WEST ALLIS -- Dan Jansen remains a household name in Wisconsin. When he won an Olympic gold medal in speedskating, it felt as though the whole state was pulling for him. Two decades later, he continues to pay that support back.
Jansen narrowly missed an Olympic medal in 1984. Despite becoming the best speedskating sprinter in the world, he kept missing until his final race in 1994. Of course, that is only part of the story. The son of a West Allis police officer, Jansen triumphed over tragedy, as well.

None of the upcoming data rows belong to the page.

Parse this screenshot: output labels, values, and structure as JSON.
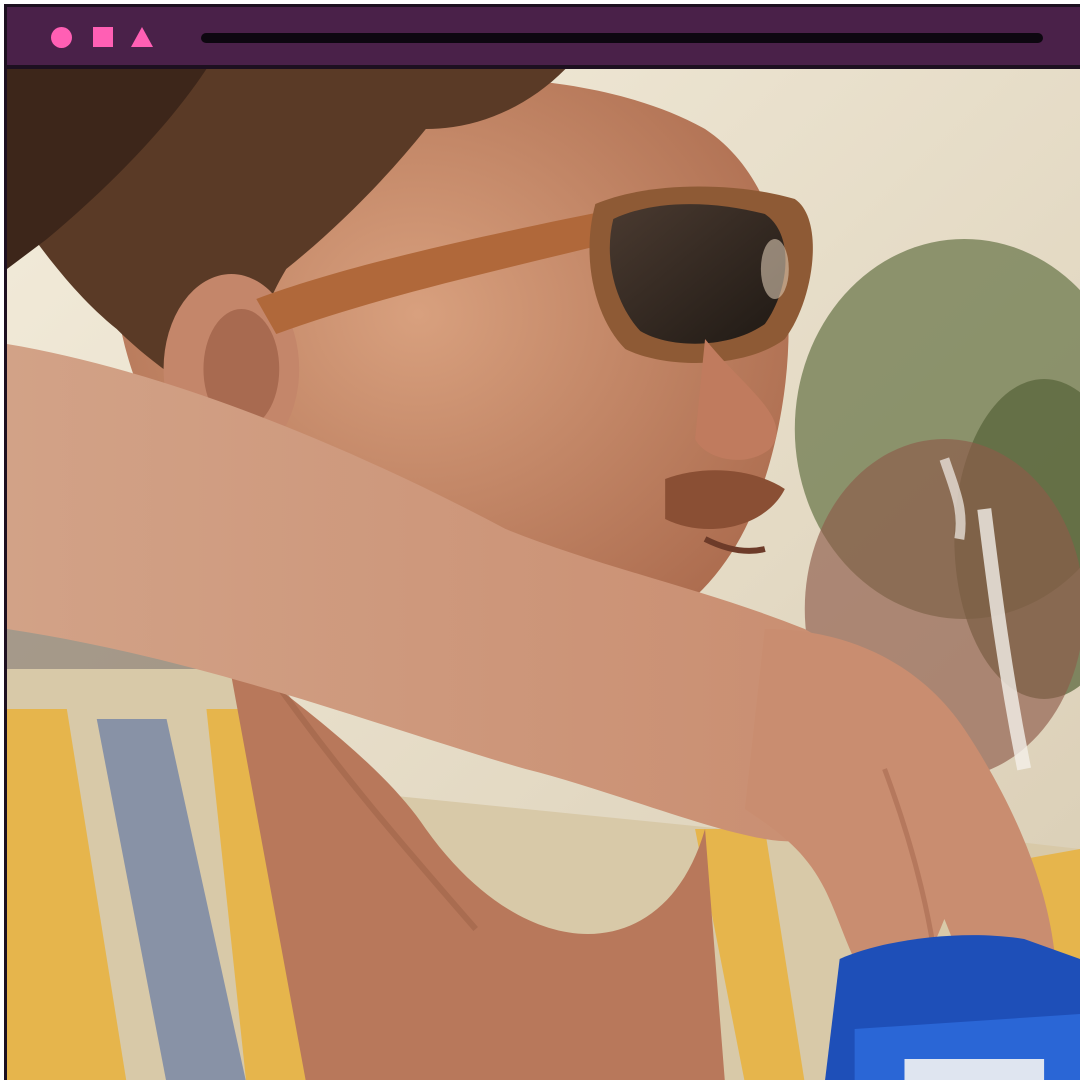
{
  "window": {
    "controls": [
      {
        "name": "circle-icon",
        "color": "#ff5fb4"
      },
      {
        "name": "square-icon",
        "color": "#ff5fb4"
      },
      {
        "name": "triangle-icon",
        "color": "#ff5fb4"
      }
    ],
    "titlebar_color": "#4a2149",
    "address_bar_color": "#0d0710",
    "frame_border_color": "#1d1020"
  },
  "content": {
    "image_subject": "photo-man-sunglasses-beer-can"
  }
}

His sister, Jane, died of leukemia on race day in 1988. In the aftermath of his gold medal triumph, he formed the Dan Jansen Foundation to help families touched by cancer.
Recently, Jansen's family, friends, fans, and fellow Olympians celebrated 25 years since his greatest on-ice achievement, as gold turned silver.

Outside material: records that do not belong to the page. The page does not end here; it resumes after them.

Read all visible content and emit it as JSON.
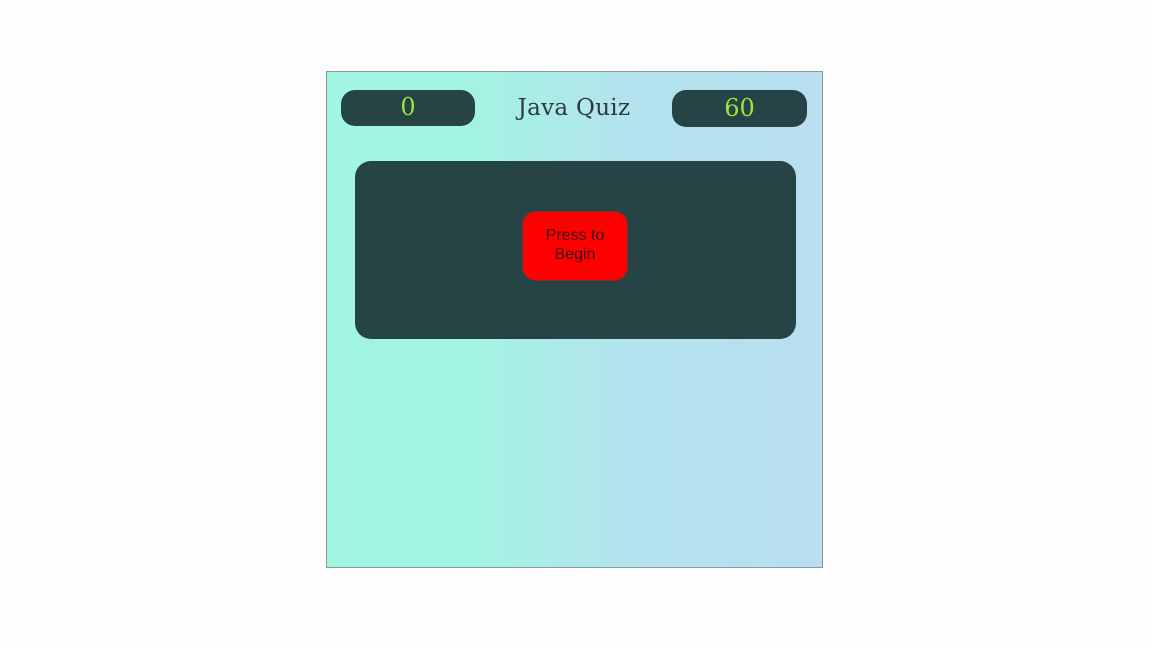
{
  "header": {
    "score": "0",
    "title": "Java Quiz",
    "timer": "60"
  },
  "panel": {
    "start_label": "Press to Begin"
  },
  "colors": {
    "panel_bg": "#264445",
    "accent_text": "#9ee33c",
    "start_button": "#ff0000",
    "gradient_left": "#a0f6e0",
    "gradient_right": "#b9def0"
  }
}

"When I think about the other legends that came here, in a sense, for me, it just blows my mind," said Jansen.
"We're here for each other," said Kristi Yamaguchi, Olympic gold medalist. "We have experienced so many similar things in life together. Maybe parallel, maybe a little different, but when we see each other doing good out there, you just feel compelled to support them."
"Exciting for Dan," said Mike Eruzione, Olympic gold medalist. "This is his foundation and his charity. He's raised a ton of money over the years for something that he and his family firmly believes in."
"I decided to come in because what Dan Jansen did in 1994 is without exception the most remarkable and memorable thing that I have ever seen in all the events that I've covered, and I've covered Super Bowl and World Series, Olympic Games, Wimbledon, The Masters," said Jimmy Roberts, sportscaster. "It's still the most memorable thing that I have ever witnessed."
Even if everyone in attendance knew how this story would proceed, it's still captivating.
Jane's memory clearly lives on for her family, and Dan Jansen's persistence clearly moves even the most seasoned sports observers, and then there's the local family waging its own cancer battle in 2019 -- getting assistance from the Dan Jansen Foundation.
"The best thing, really, that's come from all of it is this foundation and what we've been able to do -- we've helped nearly 1,000 families now, and if you go all the way back to Jane and her passing the day of my race in '88, it's because of that -- the reason I wanted to start this whole thing," said Jansen. "Life works in interesting ways."
Organizers were already joking about a 50-year anniversary celebration, so the Jansen story figures to continue to resonate if there is such an event.